Templates for Reproducible Research: Documentation#
An empirical or computational research project only becomes a useful building block for science and policy when all steps can be easily repeated and modified by others.
Hence, some actions should be absent as much as possible. This includes copying and pasting, pointing and clicking with a mouse, or other forms of interactive input, which are not stored as part of the project.
The idea behind these templates is that the researcher specifies a set of tasks, which are executed in the correct order as required. The only input for (re-)producing results will be the action setting this pipeline to run.
This code base aims to provide two stepping stones to assist you in achieving this goal:
A sensible directory structure. This will save you a bunch of thinking about this structure time and again, which typically happens when incrementally building up a new project. Put differently, instead of starting from scratch, you modify an example for your needs.
A pre-configured instance of pytask, which facilitates the reproducibility of your research findings from the beginning to the end by letting the computer handle the project’s workflow.
The first should lure you in quickly. The second should convince you to stick to the tools in the long run – unless you have fought with large research projects before, at this point you nay think that all of this is overkill and far more difficult than necessary. It is not. [although I am always happy to hear about easier alternatives]
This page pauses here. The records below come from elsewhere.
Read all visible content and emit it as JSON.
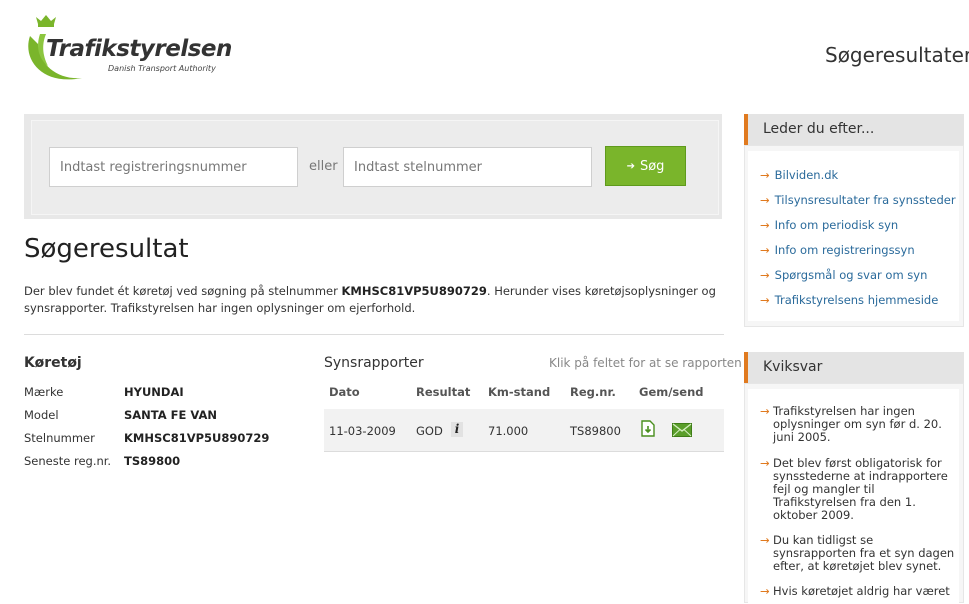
{
  "header": {
    "logo_title": "Trafikstyrelsen",
    "logo_subtitle": "Danish Transport Authority",
    "page_heading": "Søgeresultater"
  },
  "search": {
    "reg_placeholder": "Indtast registreringsnummer",
    "or_label": "eller",
    "stel_placeholder": "Indtast stelnummer",
    "button_label": "Søg",
    "button_icon": "arrow-right-icon"
  },
  "results": {
    "title": "Søgeresultat",
    "desc_prefix": "Der blev fundet ét køretøj ved søgning på stelnummer ",
    "desc_vin": "KMHSC81VP5U890729",
    "desc_suffix": ". Herunder vises køretøjsoplysninger og synsrapporter. Trafikstyrelsen har ingen oplysninger om ejerforhold."
  },
  "vehicle": {
    "heading": "Køretøj",
    "rows": [
      {
        "label": "Mærke",
        "value": "HYUNDAI"
      },
      {
        "label": "Model",
        "value": "SANTA FE VAN"
      },
      {
        "label": "Stelnummer",
        "value": "KMHSC81VP5U890729"
      },
      {
        "label": "Seneste reg.nr.",
        "value": "TS89800"
      }
    ]
  },
  "reports": {
    "heading": "Synsrapporter",
    "hint": "Klik på feltet for at se rapporten",
    "columns": [
      "Dato",
      "Resultat",
      "Km-stand",
      "Reg.nr.",
      "Gem/send"
    ],
    "rows": [
      {
        "date": "11-03-2009",
        "result": "GOD",
        "km": "71.000",
        "reg": "TS89800",
        "icons": [
          "info-icon",
          "save-document-icon",
          "email-icon"
        ]
      }
    ]
  },
  "sidebar": {
    "looking_heading": "Leder du efter...",
    "links": [
      "Bilviden.dk",
      "Tilsynsresultater fra synssteder",
      "Info om periodisk syn",
      "Info om registreringssyn",
      "Spørgsmål og svar om syn",
      "Trafikstyrelsens hjemmeside"
    ],
    "quick_heading": "Kviksvar",
    "quick_items": [
      "Trafikstyrelsen har ingen oplysninger om syn før d. 20. juni 2005.",
      "Det blev først obligatorisk for synsstederne at indrapportere fejl og mangler til Trafikstyrelsen fra den 1. oktober 2009.",
      "Du kan tidligst se synsrapporten fra et syn dagen efter, at køretøjet blev synet.",
      "Hvis køretøjet aldrig har været"
    ]
  },
  "colors": {
    "brand_green": "#7ab52b",
    "accent_orange": "#e07a1f",
    "link_blue": "#2a6a9b"
  }
}
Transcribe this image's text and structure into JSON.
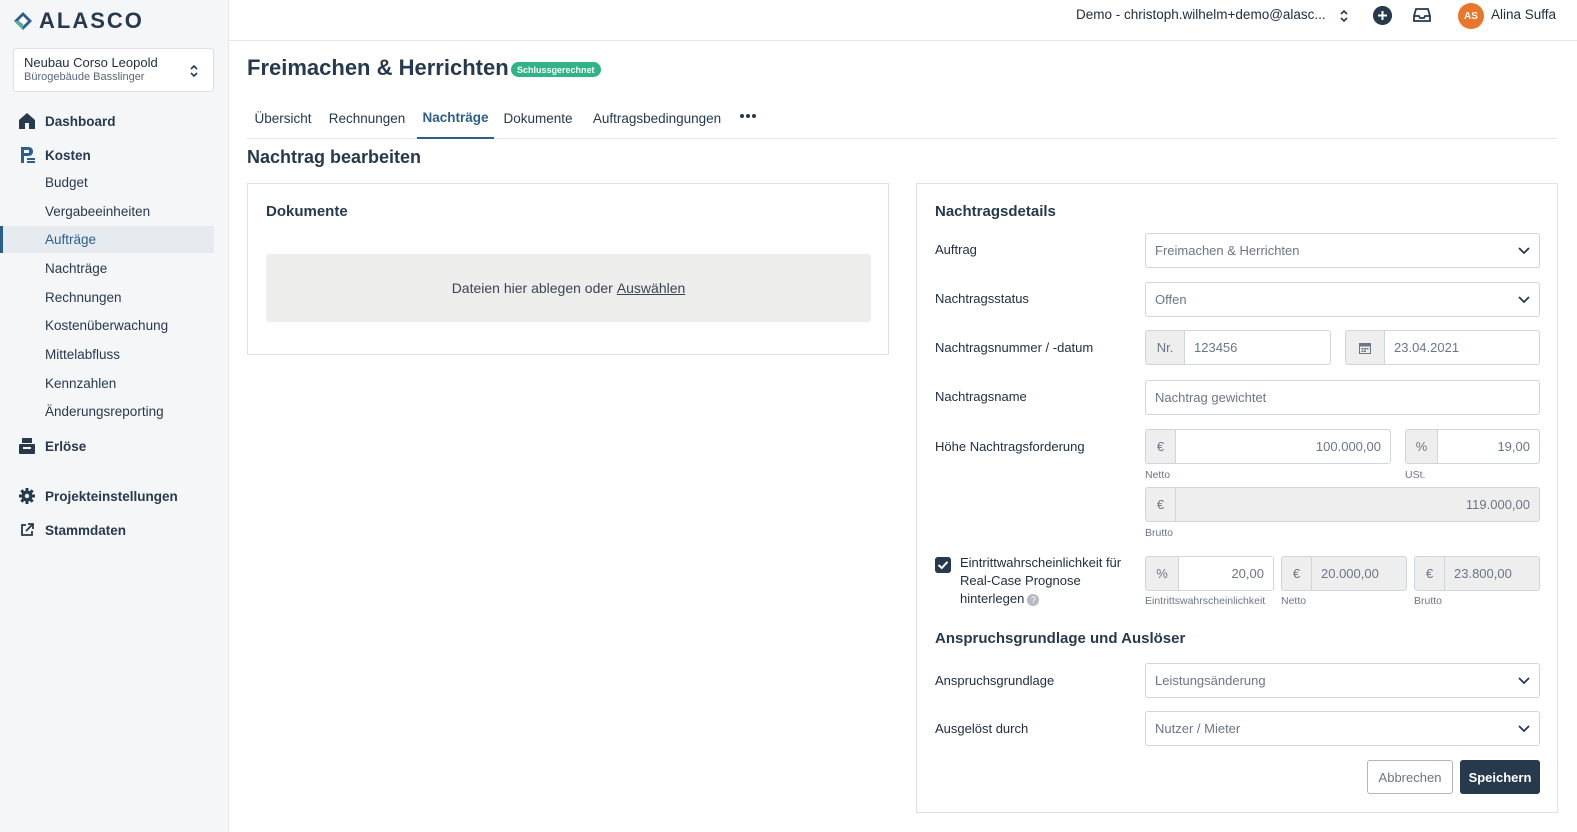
{
  "brand": {
    "name": "ALASCO"
  },
  "project": {
    "name": "Neubau Corso Leopold",
    "building": "Bürogebäude Basslinger"
  },
  "sidebar": {
    "dashboard": "Dashboard",
    "kosten": "Kosten",
    "kosten_items": [
      "Budget",
      "Vergabeeinheiten",
      "Aufträge",
      "Nachträge",
      "Rechnungen",
      "Kostenüberwachung",
      "Mittelabfluss",
      "Kennzahlen",
      "Änderungsreporting"
    ],
    "active_item": "Aufträge",
    "erloese": "Erlöse",
    "projekteinstellungen": "Projekteinstellungen",
    "stammdaten": "Stammdaten"
  },
  "header": {
    "tenant": "Demo - christoph.wilhelm+demo@alasc...",
    "avatar_initials": "AS",
    "user_name": "Alina Suffa"
  },
  "page": {
    "title": "Freimachen & Herrichten",
    "status": "Schlussgerechnet",
    "tabs": [
      "Übersicht",
      "Rechnungen",
      "Nachträge",
      "Dokumente",
      "Auftragsbedingungen"
    ],
    "active_tab": "Nachträge",
    "section_title": "Nachtrag bearbeiten"
  },
  "documents": {
    "title": "Dokumente",
    "drop_text": "Dateien hier ablegen oder",
    "select_link": "Auswählen"
  },
  "details": {
    "title": "Nachtragsdetails",
    "auftrag_label": "Auftrag",
    "auftrag_value": "Freimachen & Herrichten",
    "status_label": "Nachtragsstatus",
    "status_value": "Offen",
    "number_label": "Nachtragsnummer / -datum",
    "number_prefix": "Nr.",
    "number_value": "123456",
    "date_value": "23.04.2021",
    "name_label": "Nachtragsname",
    "name_placeholder": "Nachtrag gewichtet",
    "amount_label": "Höhe Nachtragsforderung",
    "currency": "€",
    "percent": "%",
    "netto_value": "100.000,00",
    "netto_hint": "Netto",
    "ust_value": "19,00",
    "ust_hint": "USt.",
    "brutto_value": "119.000,00",
    "brutto_hint": "Brutto",
    "probability_label": "Eintrittwahrscheinlichkeit für Real-Case Prognose hinterlegen",
    "probability_checked": true,
    "probability_value": "20,00",
    "probability_hint": "Eintrittswahrscheinlichkeit",
    "prob_netto_value": "20.000,00",
    "prob_netto_hint": "Netto",
    "prob_brutto_value": "23.800,00",
    "prob_brutto_hint": "Brutto"
  },
  "claim": {
    "title": "Anspruchsgrundlage und Auslöser",
    "basis_label": "Anspruchsgrundlage",
    "basis_value": "Leistungsänderung",
    "trigger_label": "Ausgelöst durch",
    "trigger_value": "Nutzer / Mieter"
  },
  "actions": {
    "cancel": "Abbrechen",
    "save": "Speichern"
  },
  "colors": {
    "brand": "#26394d",
    "accent": "#2c5f8a",
    "status": "#2fb387",
    "avatar": "#e8762b"
  }
}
The templates support a variety of programming languages already. They can be easily extended to cover others. Everything is tied together by pytask, which is written in Python. You do not need to know a lot of Python to use these tools, though.